Exercise objective
Could you return every record below word for word, leaving out the pictures?

=-=-=-=-=

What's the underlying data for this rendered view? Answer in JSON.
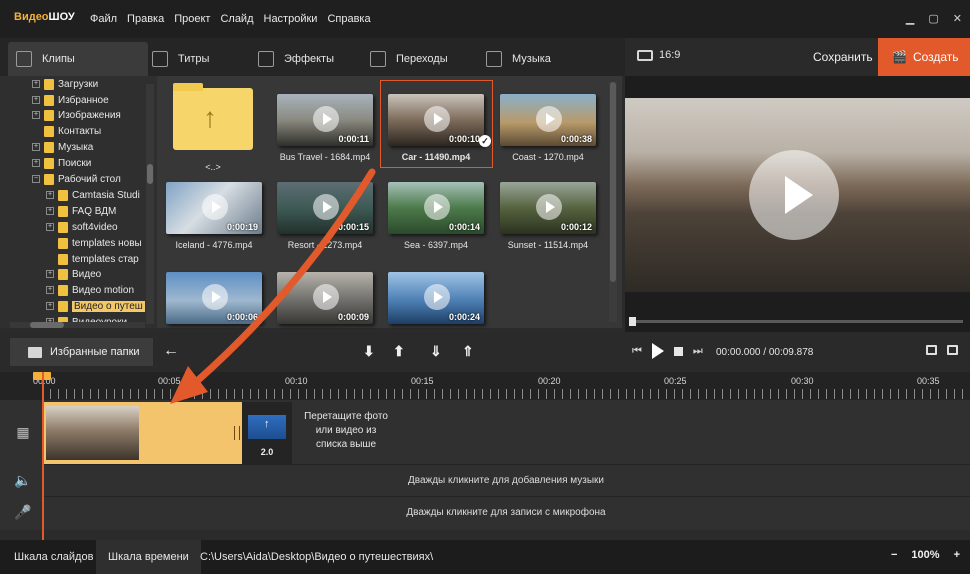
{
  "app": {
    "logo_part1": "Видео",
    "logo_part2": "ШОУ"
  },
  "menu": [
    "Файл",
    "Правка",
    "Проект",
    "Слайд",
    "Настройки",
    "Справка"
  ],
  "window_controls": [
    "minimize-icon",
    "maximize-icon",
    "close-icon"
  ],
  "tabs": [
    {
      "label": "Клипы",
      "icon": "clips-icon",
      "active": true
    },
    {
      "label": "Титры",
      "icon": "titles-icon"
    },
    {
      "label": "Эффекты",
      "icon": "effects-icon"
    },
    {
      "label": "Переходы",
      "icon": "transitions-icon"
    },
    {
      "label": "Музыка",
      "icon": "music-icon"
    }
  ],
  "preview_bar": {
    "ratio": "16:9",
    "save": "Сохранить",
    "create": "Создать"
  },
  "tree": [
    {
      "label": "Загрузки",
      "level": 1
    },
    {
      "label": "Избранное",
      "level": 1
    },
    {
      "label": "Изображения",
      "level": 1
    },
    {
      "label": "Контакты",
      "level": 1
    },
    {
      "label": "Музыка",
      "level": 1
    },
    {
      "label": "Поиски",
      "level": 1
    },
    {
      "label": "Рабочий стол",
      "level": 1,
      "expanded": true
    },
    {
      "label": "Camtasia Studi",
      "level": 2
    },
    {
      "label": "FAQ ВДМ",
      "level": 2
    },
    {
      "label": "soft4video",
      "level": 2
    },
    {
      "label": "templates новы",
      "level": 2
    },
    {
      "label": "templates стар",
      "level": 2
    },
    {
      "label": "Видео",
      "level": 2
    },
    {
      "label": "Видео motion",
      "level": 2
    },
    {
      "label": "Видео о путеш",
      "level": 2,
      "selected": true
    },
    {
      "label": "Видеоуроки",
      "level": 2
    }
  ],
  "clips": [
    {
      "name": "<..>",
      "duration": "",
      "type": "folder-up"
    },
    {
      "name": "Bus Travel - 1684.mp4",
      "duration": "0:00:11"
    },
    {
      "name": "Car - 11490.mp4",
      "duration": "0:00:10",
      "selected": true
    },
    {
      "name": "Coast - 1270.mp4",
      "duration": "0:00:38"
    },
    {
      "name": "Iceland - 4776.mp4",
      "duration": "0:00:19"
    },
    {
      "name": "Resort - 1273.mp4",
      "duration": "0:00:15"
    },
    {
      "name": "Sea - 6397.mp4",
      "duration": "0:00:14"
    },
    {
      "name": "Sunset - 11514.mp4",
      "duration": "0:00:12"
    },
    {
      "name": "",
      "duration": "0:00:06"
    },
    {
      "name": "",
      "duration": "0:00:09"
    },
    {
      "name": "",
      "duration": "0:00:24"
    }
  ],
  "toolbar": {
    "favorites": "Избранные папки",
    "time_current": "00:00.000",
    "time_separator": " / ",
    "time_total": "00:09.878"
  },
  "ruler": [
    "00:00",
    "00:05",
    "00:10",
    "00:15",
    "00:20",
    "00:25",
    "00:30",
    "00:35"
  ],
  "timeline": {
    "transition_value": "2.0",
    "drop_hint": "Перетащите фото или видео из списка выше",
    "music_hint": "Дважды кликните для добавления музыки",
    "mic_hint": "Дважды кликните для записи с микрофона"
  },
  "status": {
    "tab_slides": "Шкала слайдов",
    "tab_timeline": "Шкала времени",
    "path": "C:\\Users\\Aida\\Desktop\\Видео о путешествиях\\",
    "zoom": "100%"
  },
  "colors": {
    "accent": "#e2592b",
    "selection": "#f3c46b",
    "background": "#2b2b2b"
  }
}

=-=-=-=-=

Solved problem
What's the underlying data for this rendered view? Answer in JSON.
{
  "app": {
    "logo_part1": "Видео",
    "logo_part2": "ШОУ"
  },
  "menu": [
    "Файл",
    "Правка",
    "Проект",
    "Слайд",
    "Настройки",
    "Справка"
  ],
  "window_controls": [
    "minimize-icon",
    "maximize-icon",
    "close-icon"
  ],
  "tabs": [
    {
      "label": "Клипы",
      "icon": "clips-icon",
      "active": true
    },
    {
      "label": "Титры",
      "icon": "titles-icon"
    },
    {
      "label": "Эффекты",
      "icon": "effects-icon"
    },
    {
      "label": "Переходы",
      "icon": "transitions-icon"
    },
    {
      "label": "Музыка",
      "icon": "music-icon"
    }
  ],
  "preview_bar": {
    "ratio": "16:9",
    "save": "Сохранить",
    "create": "Создать"
  },
  "tree": [
    {
      "label": "Загрузки",
      "level": 1
    },
    {
      "label": "Избранное",
      "level": 1
    },
    {
      "label": "Изображения",
      "level": 1
    },
    {
      "label": "Контакты",
      "level": 1
    },
    {
      "label": "Музыка",
      "level": 1
    },
    {
      "label": "Поиски",
      "level": 1
    },
    {
      "label": "Рабочий стол",
      "level": 1,
      "expanded": true
    },
    {
      "label": "Camtasia Studi",
      "level": 2
    },
    {
      "label": "FAQ ВДМ",
      "level": 2
    },
    {
      "label": "soft4video",
      "level": 2
    },
    {
      "label": "templates новы",
      "level": 2
    },
    {
      "label": "templates стар",
      "level": 2
    },
    {
      "label": "Видео",
      "level": 2
    },
    {
      "label": "Видео motion",
      "level": 2
    },
    {
      "label": "Видео о путеш",
      "level": 2,
      "selected": true
    },
    {
      "label": "Видеоуроки",
      "level": 2
    }
  ],
  "clips": [
    {
      "name": "<..>",
      "duration": "",
      "type": "folder-up"
    },
    {
      "name": "Bus Travel - 1684.mp4",
      "duration": "0:00:11"
    },
    {
      "name": "Car - 11490.mp4",
      "duration": "0:00:10",
      "selected": true
    },
    {
      "name": "Coast - 1270.mp4",
      "duration": "0:00:38"
    },
    {
      "name": "Iceland - 4776.mp4",
      "duration": "0:00:19"
    },
    {
      "name": "Resort - 1273.mp4",
      "duration": "0:00:15"
    },
    {
      "name": "Sea - 6397.mp4",
      "duration": "0:00:14"
    },
    {
      "name": "Sunset - 11514.mp4",
      "duration": "0:00:12"
    },
    {
      "name": "",
      "duration": "0:00:06"
    },
    {
      "name": "",
      "duration": "0:00:09"
    },
    {
      "name": "",
      "duration": "0:00:24"
    }
  ],
  "toolbar": {
    "favorites": "Избранные папки",
    "time_current": "00:00.000",
    "time_separator": " / ",
    "time_total": "00:09.878"
  },
  "ruler": [
    "00:00",
    "00:05",
    "00:10",
    "00:15",
    "00:20",
    "00:25",
    "00:30",
    "00:35"
  ],
  "timeline": {
    "transition_value": "2.0",
    "drop_hint": "Перетащите фото или видео из списка выше",
    "music_hint": "Дважды кликните для добавления музыки",
    "mic_hint": "Дважды кликните для записи с микрофона"
  },
  "status": {
    "tab_slides": "Шкала слайдов",
    "tab_timeline": "Шкала времени",
    "path": "C:\\Users\\Aida\\Desktop\\Видео о путешествиях\\",
    "zoom": "100%"
  },
  "colors": {
    "accent": "#e2592b",
    "selection": "#f3c46b",
    "background": "#2b2b2b"
  }
}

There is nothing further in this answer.